In the end, there was an uptick in Amish voting. While Bush lost Pennsylvania, he lost by a smaller margin than four years earlier — gains experts attribute to the push to enlist rural voters such as the Amish.
In 2004, Amish turnout hit 13 percent in Lancaster County, a high number for followers of a church that emphasizes praying for public officials rather than voting for them, said Donald Kraybill, professor and senior fellow emeritus at the Young Center for Anabaptist and Pietist Studies at Elizabethtown College,
But Kraybill doesn’t see a repeat of 2004.
“I don’t think the rate of participation you see there was sustained,” he said. “Frankly, I don’t think (the Amish PAC) is going anywhere.”

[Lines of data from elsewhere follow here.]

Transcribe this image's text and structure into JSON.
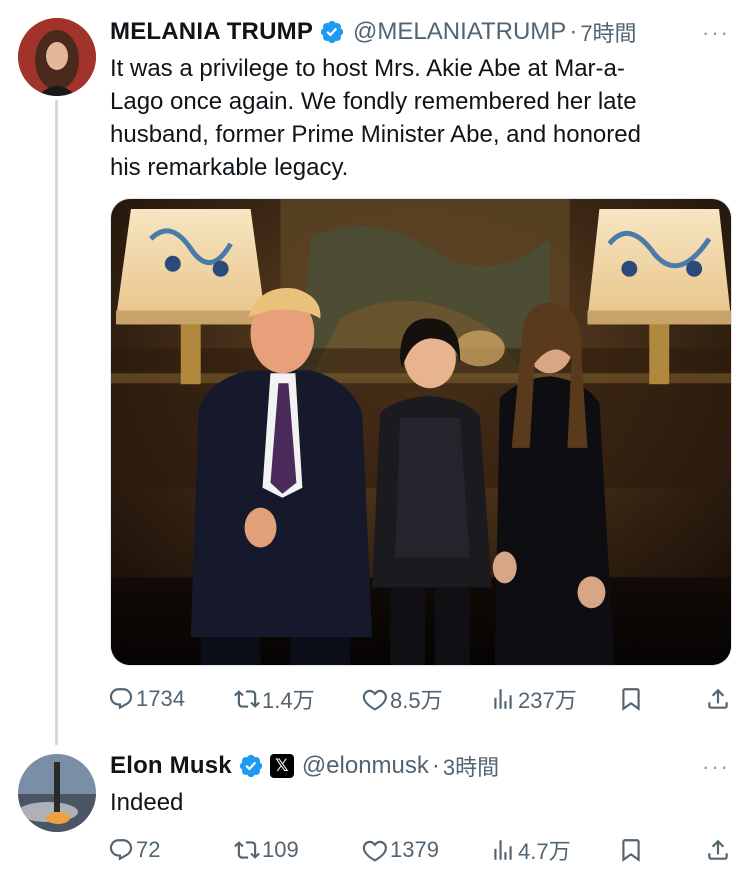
{
  "tweets": [
    {
      "name": "MELANIA TRUMP",
      "handle": "@MELANIATRUMP",
      "separator": "·",
      "time": "7時間",
      "text_lines": [
        "It was a privilege to host Mrs. Akie Abe at Mar-a-",
        "Lago once again. We fondly remembered her late",
        "husband, former Prime Minister Abe, and honored",
        "his remarkable legacy."
      ],
      "more": "···",
      "stats": {
        "replies": "1734",
        "reposts": "1.4万",
        "likes": "8.5万",
        "views": "237万"
      }
    },
    {
      "name": "Elon Musk",
      "x_badge": "𝕏",
      "handle": "@elonmusk",
      "separator": "·",
      "time": "3時間",
      "text": "Indeed",
      "more": "···",
      "stats": {
        "replies": "72",
        "reposts": "109",
        "likes": "1379",
        "views": "4.7万"
      }
    }
  ],
  "icons": [
    "verified-badge-icon",
    "reply-icon",
    "repost-icon",
    "like-icon",
    "views-icon",
    "bookmark-icon",
    "share-icon",
    "more-icon"
  ],
  "colors": {
    "verified": "#1d9bf0",
    "muted": "#536471",
    "thread_line": "#cfd9de"
  }
}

He said the 2016 race is a much different election, and the brash, boisterous Trump is a much different candidate.
“(Bush) had a down-on-the-farm kind of style he could use when he needed to. He was perceived by them as a sincere evangelical Christian,” said Kraybill. “They don’t see that in Donald Trump.”
Humility is prized by the Amish, “and he doesn’t have much of it,” Kraybill said.
One local GOP official said he has not seen Amish interest in this presidential election.
“Getting them to come out and vote is going to be a tough thing to do,” said Dave Dumeyer, chairman of the Lancaster County Republican Party.
He said his party is not targeting the Amish unless they express some interest in the election.
“We would be out in a flash on that (but) that … hasn’t happened yet,” he said.
In keeping with his Amish upbringing, King is restrained with his pitch to vote for Trump. The hard-sell does not play well with the Amish.
“If an opportunity presents itself, I tell them how a Trump administration versus a Clinton administration will affect their culture and their business,” he said.
King said it comes down to who would offer the most individual freedoms.
Some believe it has grown increasingly difficult for the Amish to remain disinterested in government as society changes rapidly around them.
Although some Amish say they’re concerned about the nation’s future, they will look to a higher power for guidance.
An Amish carpenter in West Mahoning, who asked his name not be used, said voting is not encouraged in his church — and he doesn’t plan to vote — even though “there’s plenty of motivation to vote” this year.
He’s concerned about what a Clinton presidency could mean for mandated health insurance coverage, for example.
He admits Trump “might be the lesser of two evils” but still hopes he defeats Clinton. “We can pray really hard.”
Kari Andren is a Tribune-Review staff writer. Reach her at 724-850-2856 or [email protected].